INPUT RECORDS
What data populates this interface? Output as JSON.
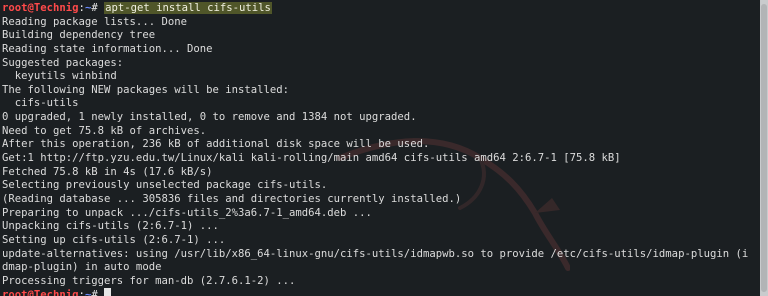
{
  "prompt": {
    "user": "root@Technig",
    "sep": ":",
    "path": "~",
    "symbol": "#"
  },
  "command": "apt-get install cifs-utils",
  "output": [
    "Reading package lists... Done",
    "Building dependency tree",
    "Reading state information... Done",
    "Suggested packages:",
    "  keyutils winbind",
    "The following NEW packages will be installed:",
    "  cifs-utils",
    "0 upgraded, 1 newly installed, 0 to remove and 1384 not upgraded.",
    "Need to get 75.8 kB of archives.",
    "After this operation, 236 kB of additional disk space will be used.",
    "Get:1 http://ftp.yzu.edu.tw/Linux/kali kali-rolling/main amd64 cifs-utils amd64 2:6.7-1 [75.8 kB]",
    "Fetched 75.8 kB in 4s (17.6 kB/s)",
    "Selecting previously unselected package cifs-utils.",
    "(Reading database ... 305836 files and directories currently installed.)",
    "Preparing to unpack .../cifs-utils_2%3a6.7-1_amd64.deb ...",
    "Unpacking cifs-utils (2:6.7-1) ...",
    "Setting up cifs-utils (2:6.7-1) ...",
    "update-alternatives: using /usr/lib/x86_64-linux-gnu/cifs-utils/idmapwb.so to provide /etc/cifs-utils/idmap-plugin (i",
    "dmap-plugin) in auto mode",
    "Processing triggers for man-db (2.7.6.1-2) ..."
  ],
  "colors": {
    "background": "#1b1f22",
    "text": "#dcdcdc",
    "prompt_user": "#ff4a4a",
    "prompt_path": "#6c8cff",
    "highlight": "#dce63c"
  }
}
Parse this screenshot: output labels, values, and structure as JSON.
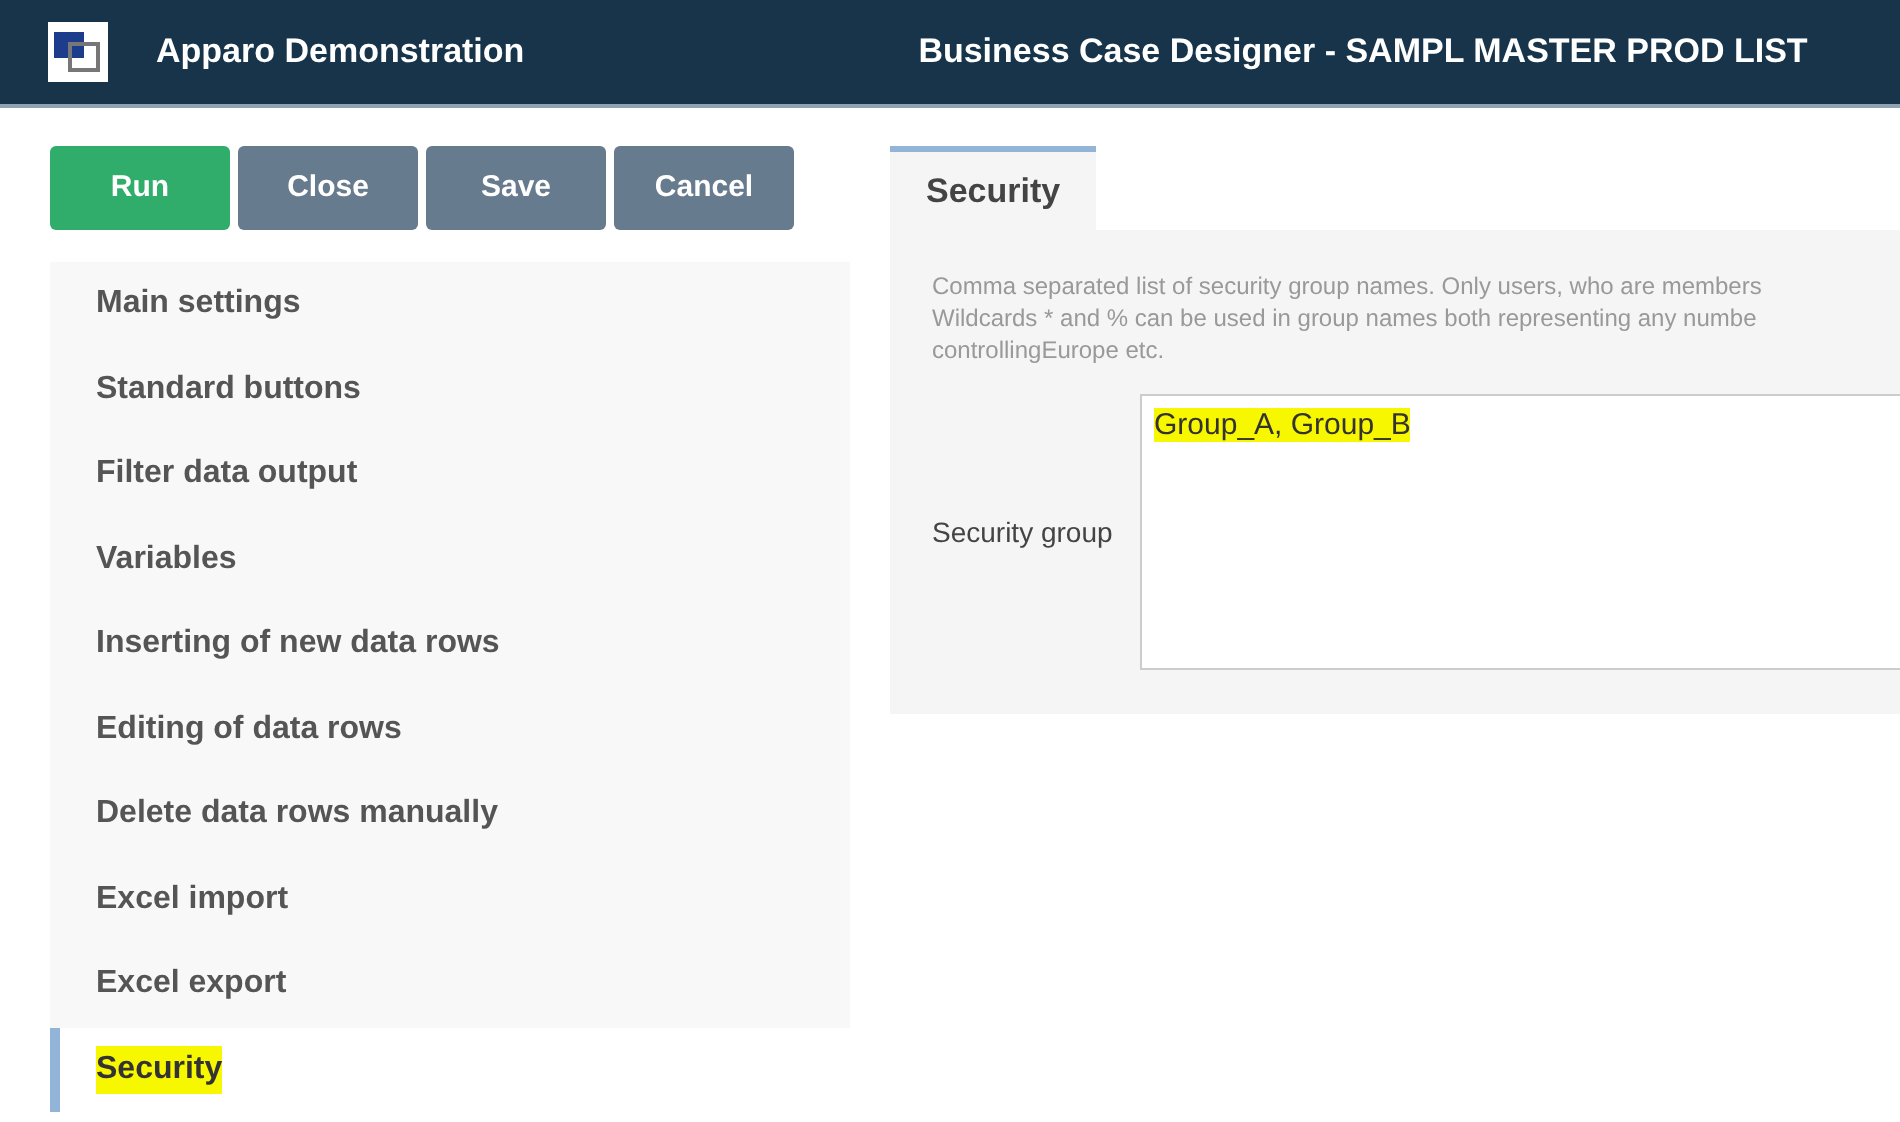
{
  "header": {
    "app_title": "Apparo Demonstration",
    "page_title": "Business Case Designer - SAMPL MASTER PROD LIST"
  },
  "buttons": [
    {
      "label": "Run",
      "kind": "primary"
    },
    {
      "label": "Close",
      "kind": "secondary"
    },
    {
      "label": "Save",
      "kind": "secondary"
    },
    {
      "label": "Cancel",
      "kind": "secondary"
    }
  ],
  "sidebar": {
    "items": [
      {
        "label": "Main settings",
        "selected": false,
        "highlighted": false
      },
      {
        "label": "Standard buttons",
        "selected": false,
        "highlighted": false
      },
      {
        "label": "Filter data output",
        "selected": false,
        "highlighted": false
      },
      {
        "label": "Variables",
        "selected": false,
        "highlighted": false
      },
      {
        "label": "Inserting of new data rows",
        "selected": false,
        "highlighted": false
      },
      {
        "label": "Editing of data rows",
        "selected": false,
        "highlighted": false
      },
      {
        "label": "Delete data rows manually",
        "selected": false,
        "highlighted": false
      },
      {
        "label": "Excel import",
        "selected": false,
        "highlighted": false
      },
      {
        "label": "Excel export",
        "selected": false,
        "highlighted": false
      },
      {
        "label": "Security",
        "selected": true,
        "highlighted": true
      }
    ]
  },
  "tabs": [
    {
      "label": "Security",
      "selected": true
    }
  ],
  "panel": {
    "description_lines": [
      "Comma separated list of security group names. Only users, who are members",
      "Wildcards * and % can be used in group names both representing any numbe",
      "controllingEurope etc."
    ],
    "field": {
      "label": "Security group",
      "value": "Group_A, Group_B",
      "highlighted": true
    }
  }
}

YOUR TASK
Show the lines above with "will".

ANSWER AREA
    "The following NEW packages will be installed:",
    "After this operation, 236 kB of additional disk space will be used.",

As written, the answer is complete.